Exercise instructions: Collect the lines of the entries where "icon" shows up.

Data provided:
/---

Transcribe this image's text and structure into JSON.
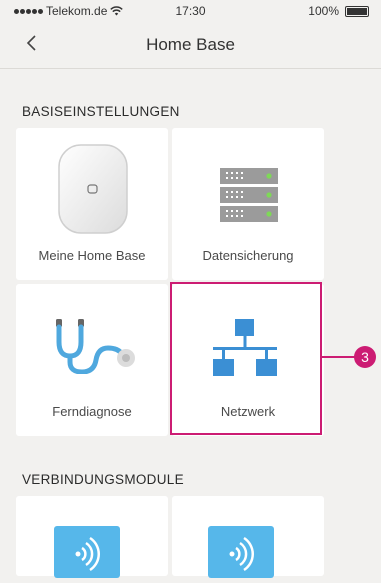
{
  "status_bar": {
    "carrier": "Telekom.de",
    "time": "17:30",
    "battery": "100%"
  },
  "nav": {
    "title": "Home Base",
    "back_icon": "chevron-left-icon"
  },
  "sections": {
    "basic": {
      "header": "BASISEINSTELLUNGEN",
      "tiles": [
        {
          "label": "Meine Home Base",
          "icon": "home-base-device-icon"
        },
        {
          "label": "Datensicherung",
          "icon": "server-rack-icon"
        },
        {
          "label": "Ferndiagnose",
          "icon": "stethoscope-icon"
        },
        {
          "label": "Netzwerk",
          "icon": "network-icon"
        }
      ]
    },
    "modules": {
      "header": "VERBINDUNGSMODULE",
      "tiles": [
        {
          "icon": "wireless-module-icon"
        },
        {
          "icon": "wireless-module-icon"
        }
      ]
    }
  },
  "annotation": {
    "callout_number": "3"
  },
  "colors": {
    "background": "#f2f1ef",
    "tile": "#ffffff",
    "accent_blue": "#3b8fd4",
    "highlight": "#cc1c73",
    "server_green": "#7ed957"
  }
}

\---

Solution:
    "back_icon": "chevron-left-icon"
          "icon": "home-base-device-icon"
          "icon": "server-rack-icon"
          "icon": "stethoscope-icon"
          "icon": "network-icon"
          "icon": "wireless-module-icon"
          "icon": "wireless-module-icon"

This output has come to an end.